Lets see how the new exchange performs when publishing messages which do not require delaying. Below graph shows publishing rate when there is one queue and not consumers. The average for Direct exchange was 17.5K messages per second, while the delayed exchange averaged 14K meaning that it was about 20% slower.

Publish rate when there are no consumers.

Now lets see how this changes when there are enough consumers to provide 100% queue utilisation. This time regular exchange was averaging 25K while delayed one did 22K, being only 12% slower.

Publish rate with 100% consumer utilisation.

Next, was time for testing delayed messages. I set delay first to 30 seconds, then to 90 seconds. We can notice drastic drop in performance, about 60%, with delayed exchange averaging 6.3K messages per second. There is even further drop in performance once the messages become due to be delivered (at 30 or 90 seconds).

Delayed messages publish rate when there are no consumers.

Delayed messages publish rate when there are no consumers.

Delayed messages publish rate with 100% consumer utilisation.

Delayed messages publish rate with 100% consumer utilisation.

Testing environment

For testing I used Azure Virtual Machines.
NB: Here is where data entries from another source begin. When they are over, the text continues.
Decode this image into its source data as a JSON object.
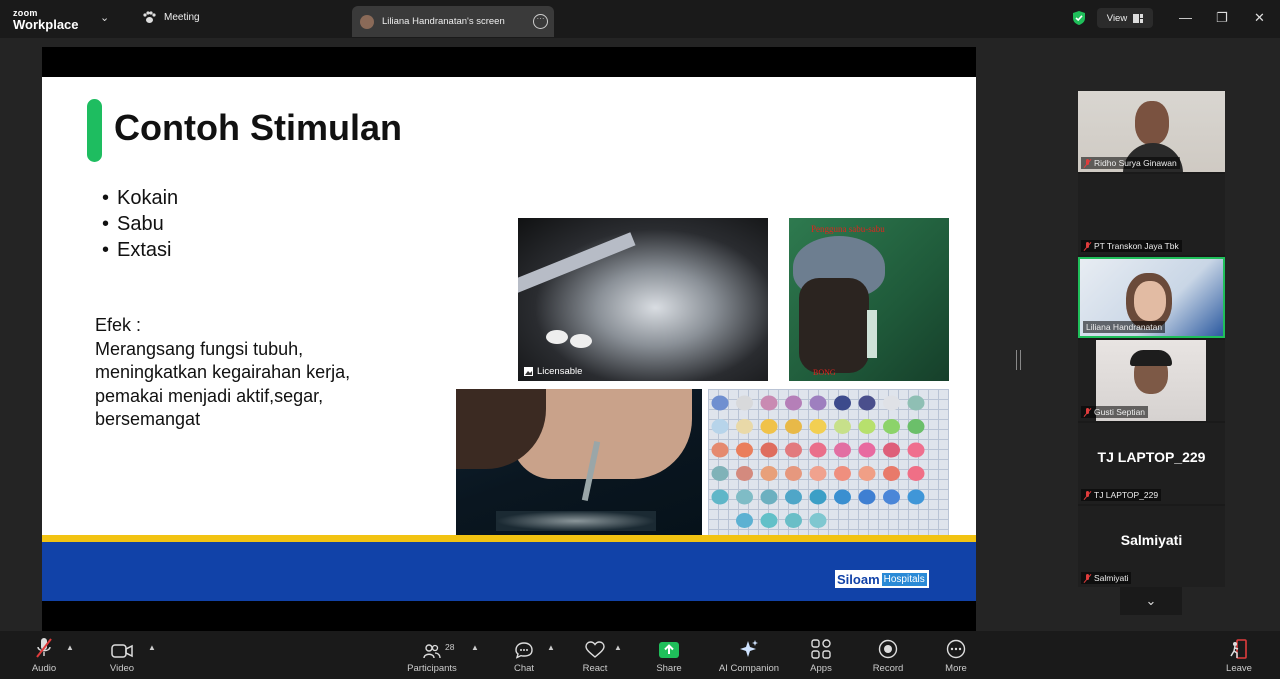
{
  "app": {
    "brand_top": "zoom",
    "brand_bottom": "Workplace"
  },
  "tabs": {
    "meeting": "Meeting",
    "screen": "Liliana Handranatan's screen"
  },
  "header": {
    "view_label": "View"
  },
  "slide": {
    "title": "Contoh Stimulan",
    "bullets": [
      "Kokain",
      "Sabu",
      "Extasi"
    ],
    "effect_lines": [
      "Efek :",
      "Merangsang fungsi tubuh,",
      "meningkatkan kegairahan kerja,",
      "pemakai menjadi aktif,segar,",
      "bersemangat"
    ],
    "image_badge": "Licensable",
    "photo_caption_top": "Pengguna sabu-sabu",
    "photo_caption_bottom": "BONG",
    "logo_primary": "Siloam",
    "logo_secondary": "Hospitals"
  },
  "participants": [
    {
      "name": "Ridho Surya Ginawan",
      "muted": true,
      "video": true
    },
    {
      "name": "PT Transkon Jaya Tbk",
      "muted": true,
      "video": false
    },
    {
      "name": "Liliana Handranatan",
      "muted": false,
      "video": true,
      "active_speaker": true
    },
    {
      "name": "Gusti Septian",
      "muted": true,
      "video": true
    },
    {
      "name": "TJ LAPTOP_229",
      "display": "TJ LAPTOP_229",
      "muted": true,
      "video": false
    },
    {
      "name": "Salmiyati",
      "display": "Salmiyati",
      "muted": true,
      "video": false
    }
  ],
  "toolbar": {
    "audio": "Audio",
    "video": "Video",
    "participants": "Participants",
    "participants_count": "28",
    "chat": "Chat",
    "react": "React",
    "share": "Share",
    "ai": "AI Companion",
    "apps": "Apps",
    "record": "Record",
    "more": "More",
    "leave": "Leave"
  },
  "colors": {
    "accent_green": "#1ebd60",
    "share_green": "#1fbf5a",
    "leave_red": "#e03c3c",
    "slide_blue": "#1142a8",
    "slide_yellow": "#f2c312"
  }
}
All messages had the same size of 100 bytes.

The server configuration was:

Workers configuration:

Summary

Below table illustrates my findings:

EXCHANGE TYPE NO CONSUMERS 100% UTILISATION
regular 17.5K 25.0K
delayed 14.0K 20% 22.0K 12%
delayed (30) 6.3K 64% 6.4K 75%
delayed (90) 6.3K 64% 6.2K 75%

It is expect that the new exchange will be slower, with that all extra house keeping. General advice is to use it only for delayed messages. In case the queue needs to consume both message types (regular and delayed), there are two solutions: